For many years, financial institutions that are members of CDIC and entities selling and/or holding deposit products for clients have held constant to the truism that deposits held in a trust account are entitled to separate and distinct CDIC coverage in addition to the coverage available to each beneficial owner of the trust account. CDIC has recently published a Paper, that has not received much publicity, in which it proposes a number of significant changes with regard to trust accounts. The proposed changes, if adopted, will impose significant new requirements on CDIC members and depositors, including trustees. The proposed changes will also apply to joint accounts.

Currently, for a deposit owner to benefit from the separate coverage afforded to trust accounts, the interests of the legal owner must be disclosed on the records of the member institution. CDIC’s proposals, that effectively expand and clarify this basic requirement, will have a significant impact on CDIC member institutions and their systems and raise significant legal and fiduciary issues for entities that acquire deposit instruments for third parties that will be covered by CDIC only if the proposed disclosure requirements are met.

If an entity failed to take steps to fulfill these requirements, the entity should consider the implications of such failure. Given the potential quantum of loss in the event of the failure of a CDIC member, an adverse decision in the courts may result in an overwhelming award of damages.

The proposals would require CDIC members to:

  • accept information disclosing beneficial and/or legal interests in joint accounts and trust accounts and ensure that their systems make such information readily accessible;
  • systematically identify accounts as trust accounts and distinguish single beneficiary trust accounts from multi-beneficiary accounts;
  • request and record beneficiary information (name, address, birth date or SIN) when a trust arrangement is disclosed; and
  • annually remind trustees of multiple beneficiary trusts of annual disclosure requirements.
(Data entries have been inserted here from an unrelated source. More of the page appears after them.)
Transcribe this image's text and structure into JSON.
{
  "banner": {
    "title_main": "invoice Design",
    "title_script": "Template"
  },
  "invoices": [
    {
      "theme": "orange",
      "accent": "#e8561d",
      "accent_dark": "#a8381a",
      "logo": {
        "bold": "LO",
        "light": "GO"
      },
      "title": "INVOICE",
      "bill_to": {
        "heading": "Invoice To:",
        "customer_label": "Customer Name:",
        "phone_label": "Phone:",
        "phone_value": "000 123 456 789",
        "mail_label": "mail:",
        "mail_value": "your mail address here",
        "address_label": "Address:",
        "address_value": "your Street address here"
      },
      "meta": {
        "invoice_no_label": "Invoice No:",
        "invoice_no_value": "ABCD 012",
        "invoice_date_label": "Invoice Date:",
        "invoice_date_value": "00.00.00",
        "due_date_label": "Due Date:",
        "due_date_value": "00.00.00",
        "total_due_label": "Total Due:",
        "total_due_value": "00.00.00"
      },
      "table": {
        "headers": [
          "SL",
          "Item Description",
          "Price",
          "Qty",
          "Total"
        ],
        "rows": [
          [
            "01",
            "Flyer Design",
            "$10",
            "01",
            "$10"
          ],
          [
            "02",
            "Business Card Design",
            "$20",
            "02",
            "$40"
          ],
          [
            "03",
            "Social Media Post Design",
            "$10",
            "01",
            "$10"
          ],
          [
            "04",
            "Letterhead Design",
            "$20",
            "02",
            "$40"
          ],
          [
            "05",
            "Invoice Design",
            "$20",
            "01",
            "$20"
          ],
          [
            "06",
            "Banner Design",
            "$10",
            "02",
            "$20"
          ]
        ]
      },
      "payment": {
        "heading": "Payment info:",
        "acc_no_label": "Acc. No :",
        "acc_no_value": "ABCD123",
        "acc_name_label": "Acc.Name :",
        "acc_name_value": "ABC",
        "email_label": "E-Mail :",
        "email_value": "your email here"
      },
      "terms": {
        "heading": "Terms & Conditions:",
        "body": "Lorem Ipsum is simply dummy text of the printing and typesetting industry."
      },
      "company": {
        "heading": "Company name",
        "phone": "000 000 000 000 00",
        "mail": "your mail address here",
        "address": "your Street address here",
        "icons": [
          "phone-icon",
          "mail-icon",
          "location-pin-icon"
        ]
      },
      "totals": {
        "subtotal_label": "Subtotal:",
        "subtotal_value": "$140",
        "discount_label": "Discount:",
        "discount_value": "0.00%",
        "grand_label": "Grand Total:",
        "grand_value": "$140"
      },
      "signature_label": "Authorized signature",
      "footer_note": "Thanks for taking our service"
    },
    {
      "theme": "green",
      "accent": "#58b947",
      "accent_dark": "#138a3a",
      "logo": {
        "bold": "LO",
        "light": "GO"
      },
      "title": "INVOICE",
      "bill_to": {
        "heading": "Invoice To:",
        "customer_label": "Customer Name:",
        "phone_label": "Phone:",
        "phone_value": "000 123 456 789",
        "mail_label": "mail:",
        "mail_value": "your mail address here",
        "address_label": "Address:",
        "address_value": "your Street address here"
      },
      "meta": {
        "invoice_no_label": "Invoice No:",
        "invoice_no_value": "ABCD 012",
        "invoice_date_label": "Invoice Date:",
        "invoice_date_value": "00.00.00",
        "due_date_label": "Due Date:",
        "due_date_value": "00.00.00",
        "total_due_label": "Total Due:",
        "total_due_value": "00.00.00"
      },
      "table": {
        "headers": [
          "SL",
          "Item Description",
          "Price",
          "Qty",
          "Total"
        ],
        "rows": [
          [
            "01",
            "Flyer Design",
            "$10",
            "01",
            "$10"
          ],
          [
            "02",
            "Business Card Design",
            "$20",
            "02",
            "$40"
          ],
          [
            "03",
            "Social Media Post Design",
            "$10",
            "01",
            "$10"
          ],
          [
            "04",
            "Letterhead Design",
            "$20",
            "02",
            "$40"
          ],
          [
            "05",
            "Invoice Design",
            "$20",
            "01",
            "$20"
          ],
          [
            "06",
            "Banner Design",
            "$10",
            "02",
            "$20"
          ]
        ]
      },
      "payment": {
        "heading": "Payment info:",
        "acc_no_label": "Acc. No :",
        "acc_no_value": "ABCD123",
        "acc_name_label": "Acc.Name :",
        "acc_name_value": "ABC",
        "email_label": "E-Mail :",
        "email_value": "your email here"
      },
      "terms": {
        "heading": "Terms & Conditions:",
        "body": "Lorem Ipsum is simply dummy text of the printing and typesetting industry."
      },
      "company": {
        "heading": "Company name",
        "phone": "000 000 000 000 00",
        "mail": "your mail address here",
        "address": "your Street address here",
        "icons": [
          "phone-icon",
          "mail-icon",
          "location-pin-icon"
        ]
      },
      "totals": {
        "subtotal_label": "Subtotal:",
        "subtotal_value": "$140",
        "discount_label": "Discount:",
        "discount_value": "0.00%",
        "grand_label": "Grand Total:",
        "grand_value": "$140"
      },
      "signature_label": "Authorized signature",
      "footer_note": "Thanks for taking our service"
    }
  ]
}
For CDIC members, sophisticated trust structures will pose an additional burden in meeting these requirements.

The implementation of the proposals would necessitate trustees’ consideration of a number of issues, including

  • privacy issues relating to disclosure of information regarding beneficiaries; and
  • if, and how, to respond to demands for information from CDIC members.

As the effect of the proposed changes is not certain, we recommend that all CDIC members, and trustees (and other entities) that acquire deposits for the benefit of others, including pension funds and mutual funds, carefully review the CDIC Paper (which can be found on the CDIC website) and determine their impact on their operations, activities and risk profile. CDIC is accepting comments with regard to the Paper until August 15, 2009.